- you don't need to do it physically to experience it' (Bowness 1971, p.12). The artist told Ben Nicholson how she conceived of these works in physical and visual terms: 'So much depends, in sculpture, on what one wants to see through a hole!' she wrote. 'Maybe in a big work I want to see the sun or moon. In a smaller work I may want to lean in the whole ... It is the physical sensation of piercing and sight which I want' (letter, 22 dec. 1967, TGA 8718.104.22.1681). Though she had already made several monumental pieces, the artist related these large works to her diagnosis of cancer in 1966. 'It was the same in 1938', she said, 'If war is imminent, or you're very ill or something's threatening, you want to put something down for big work while you can.

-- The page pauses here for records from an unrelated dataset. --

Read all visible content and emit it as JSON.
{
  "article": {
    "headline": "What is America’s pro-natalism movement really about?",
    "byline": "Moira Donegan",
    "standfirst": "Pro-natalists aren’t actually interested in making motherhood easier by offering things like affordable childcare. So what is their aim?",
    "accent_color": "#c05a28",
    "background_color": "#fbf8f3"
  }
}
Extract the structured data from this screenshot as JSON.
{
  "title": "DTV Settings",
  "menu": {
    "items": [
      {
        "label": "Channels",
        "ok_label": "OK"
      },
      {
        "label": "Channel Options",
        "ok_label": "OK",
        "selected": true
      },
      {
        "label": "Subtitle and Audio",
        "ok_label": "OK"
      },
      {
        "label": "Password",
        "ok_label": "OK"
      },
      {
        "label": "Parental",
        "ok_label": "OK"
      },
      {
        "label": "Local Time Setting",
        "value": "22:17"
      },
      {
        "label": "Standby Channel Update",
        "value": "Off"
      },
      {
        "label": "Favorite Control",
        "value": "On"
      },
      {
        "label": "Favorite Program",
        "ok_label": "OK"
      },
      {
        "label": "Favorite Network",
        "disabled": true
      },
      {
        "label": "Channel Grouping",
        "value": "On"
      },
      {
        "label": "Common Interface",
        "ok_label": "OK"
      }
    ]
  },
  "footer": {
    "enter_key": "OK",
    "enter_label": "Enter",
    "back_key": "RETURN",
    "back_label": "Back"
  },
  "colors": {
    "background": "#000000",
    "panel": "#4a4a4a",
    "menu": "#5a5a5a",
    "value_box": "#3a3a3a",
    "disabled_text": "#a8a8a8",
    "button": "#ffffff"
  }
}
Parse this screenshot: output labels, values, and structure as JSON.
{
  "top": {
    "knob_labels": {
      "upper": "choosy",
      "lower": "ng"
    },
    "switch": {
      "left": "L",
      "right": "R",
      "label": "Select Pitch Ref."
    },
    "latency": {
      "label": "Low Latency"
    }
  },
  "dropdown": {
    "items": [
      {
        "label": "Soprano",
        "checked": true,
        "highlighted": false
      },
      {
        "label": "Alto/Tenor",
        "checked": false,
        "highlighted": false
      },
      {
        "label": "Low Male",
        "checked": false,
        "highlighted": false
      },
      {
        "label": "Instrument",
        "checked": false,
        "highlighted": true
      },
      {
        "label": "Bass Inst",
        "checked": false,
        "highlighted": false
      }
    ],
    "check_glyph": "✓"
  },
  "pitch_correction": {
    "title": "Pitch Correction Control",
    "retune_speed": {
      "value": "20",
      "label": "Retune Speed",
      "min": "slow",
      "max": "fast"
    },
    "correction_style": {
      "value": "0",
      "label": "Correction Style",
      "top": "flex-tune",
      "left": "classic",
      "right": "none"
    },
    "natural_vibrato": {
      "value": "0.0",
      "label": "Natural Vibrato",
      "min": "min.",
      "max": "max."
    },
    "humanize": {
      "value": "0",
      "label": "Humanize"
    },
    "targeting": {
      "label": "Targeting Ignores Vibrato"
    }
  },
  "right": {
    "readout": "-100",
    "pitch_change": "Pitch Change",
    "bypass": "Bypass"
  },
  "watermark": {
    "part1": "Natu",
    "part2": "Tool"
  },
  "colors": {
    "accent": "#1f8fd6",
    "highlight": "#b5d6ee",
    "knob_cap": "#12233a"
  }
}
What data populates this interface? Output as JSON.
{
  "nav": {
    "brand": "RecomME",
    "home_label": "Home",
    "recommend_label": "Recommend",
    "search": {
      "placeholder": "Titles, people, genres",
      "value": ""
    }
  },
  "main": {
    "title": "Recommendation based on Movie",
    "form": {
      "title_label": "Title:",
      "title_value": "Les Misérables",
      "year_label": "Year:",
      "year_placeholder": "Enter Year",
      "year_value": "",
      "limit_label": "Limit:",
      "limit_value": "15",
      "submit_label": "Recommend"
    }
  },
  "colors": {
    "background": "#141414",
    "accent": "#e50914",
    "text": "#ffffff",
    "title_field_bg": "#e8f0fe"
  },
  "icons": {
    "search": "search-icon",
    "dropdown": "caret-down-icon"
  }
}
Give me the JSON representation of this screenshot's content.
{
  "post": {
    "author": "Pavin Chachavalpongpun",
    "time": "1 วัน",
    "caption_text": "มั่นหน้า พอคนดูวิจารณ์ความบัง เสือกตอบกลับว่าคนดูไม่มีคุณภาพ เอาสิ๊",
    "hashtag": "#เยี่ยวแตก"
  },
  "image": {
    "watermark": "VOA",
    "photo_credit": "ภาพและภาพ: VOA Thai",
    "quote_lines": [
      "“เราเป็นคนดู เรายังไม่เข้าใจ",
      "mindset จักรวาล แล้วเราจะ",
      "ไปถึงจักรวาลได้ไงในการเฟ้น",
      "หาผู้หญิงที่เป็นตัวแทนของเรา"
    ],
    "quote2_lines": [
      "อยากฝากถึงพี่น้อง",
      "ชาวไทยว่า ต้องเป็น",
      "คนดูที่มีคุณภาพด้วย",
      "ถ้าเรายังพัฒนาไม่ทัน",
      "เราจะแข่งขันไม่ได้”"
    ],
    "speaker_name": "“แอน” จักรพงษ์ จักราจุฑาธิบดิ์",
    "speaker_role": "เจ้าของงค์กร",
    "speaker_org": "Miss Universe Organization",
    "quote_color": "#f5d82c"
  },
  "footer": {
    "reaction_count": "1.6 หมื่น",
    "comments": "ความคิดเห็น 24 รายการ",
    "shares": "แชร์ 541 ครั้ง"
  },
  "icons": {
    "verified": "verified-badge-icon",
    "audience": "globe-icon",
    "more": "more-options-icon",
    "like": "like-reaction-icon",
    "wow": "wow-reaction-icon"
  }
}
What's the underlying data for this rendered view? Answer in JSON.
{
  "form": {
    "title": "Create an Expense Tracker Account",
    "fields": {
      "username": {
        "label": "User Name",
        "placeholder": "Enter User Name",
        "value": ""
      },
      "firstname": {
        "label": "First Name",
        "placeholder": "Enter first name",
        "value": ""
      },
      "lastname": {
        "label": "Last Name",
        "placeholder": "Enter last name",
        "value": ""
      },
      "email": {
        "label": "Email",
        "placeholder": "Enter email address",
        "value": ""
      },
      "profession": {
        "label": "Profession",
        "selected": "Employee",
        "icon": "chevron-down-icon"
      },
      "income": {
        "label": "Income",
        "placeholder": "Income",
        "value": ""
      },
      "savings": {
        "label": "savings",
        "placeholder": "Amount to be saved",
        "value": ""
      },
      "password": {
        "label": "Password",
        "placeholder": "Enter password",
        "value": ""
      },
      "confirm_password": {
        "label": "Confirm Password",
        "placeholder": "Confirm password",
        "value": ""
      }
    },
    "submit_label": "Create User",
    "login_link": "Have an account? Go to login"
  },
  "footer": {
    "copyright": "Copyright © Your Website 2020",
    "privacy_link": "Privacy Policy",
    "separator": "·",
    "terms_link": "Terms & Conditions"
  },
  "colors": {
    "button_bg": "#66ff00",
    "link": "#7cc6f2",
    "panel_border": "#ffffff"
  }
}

I was in an absolute fever of ideas, without much hope of fulfilment' (ibid., p.12).
Hepworth insisted that she did not work from maquettes as sculptures could not simply be scaled-up (Mullins 1967, p.21). Nevertheless, as with works such as Four Square (Walk Through), she made a smaller version of Two Forms (Divided Circle). At 369 mm (14 1/2 ins) high, Maquette for Divided Circle
(BH 478, Barbara Hepworth Estate, repr. Bowness 1971, p.49) was cast in polished bronze in an edition of nine. Similar reworking of a single concept was common in her later work, as were small-scale, multi-part sculptures.
Just as numerous paintings and sculptures of the mid-1960s were based on the square, so the semi-circle recurs in Hepworth's works of 1969-72. Specifically, it was the basis for her 1970 design for a mural sculpture at the head offices of the Cheltenham & Gloucester Building Society in Cheltenham. Theme and Variation, 1970 (BH 511, repr. Barbara Hepworth: A Pictorial Autobiography, 1970, rev. ed. 1978, p.130) consists of superimposed semi-circular panels of bronze, of varying sizes, cascading or fanning out in three different configurations over the building's entrance. In 1969, Hepworth was glad to be one of 'a few sculptors of repute' who were invited to consider the commission as she had 'several ideas in mind for wall sculptures' (Penelope Curtis and Alan G. Wilkinson, Barbara Hepworth: A Retrospective, exh. cat., Tate Gallery Liverpool 1994, p.156). She had been frustrated a few years earlier by the rejection of her Three Forms in Echelon, 1963 (see Tate Gallery T00959
and T03142) for a similar scheme for the John Lewis store in London. She started work at the beginning of 1970, her design - which drew on her 1969 Aegean Suite of prints - was accepted in June and the building was opened in September 1972 (ibid.). In 1970 she also comissioned Breon O'Casey and Brian Ilsley, then working together as jewellery makers in St Ives, to produce a small version in silver on walnut (O'Casey, interview with the author, 16 Oct.1996). This is entitled Maquette, Theme and Variations
(BH 512a, Barbara Hepworth Estate, repr. ibid. p.129) but, in keeping with similar table-top versions of larger works, was most likely to have been an independent reworking of the same concept. In these works Hepworth used the semi-circular form to create the illusion of a rocking motion in a manner which echoed Terry Frost's paintings based upon the movement of boats in St Ives harbour, such as Green, Black and White Movement, 1951 (Tate Gallery T01501).
A cast of Two Forms (Divided Circle), purchased by the Greater London Council, is displayed in Dulwich Park (5/6) and another is in the collection of Bolton City Art Gallery (4/6).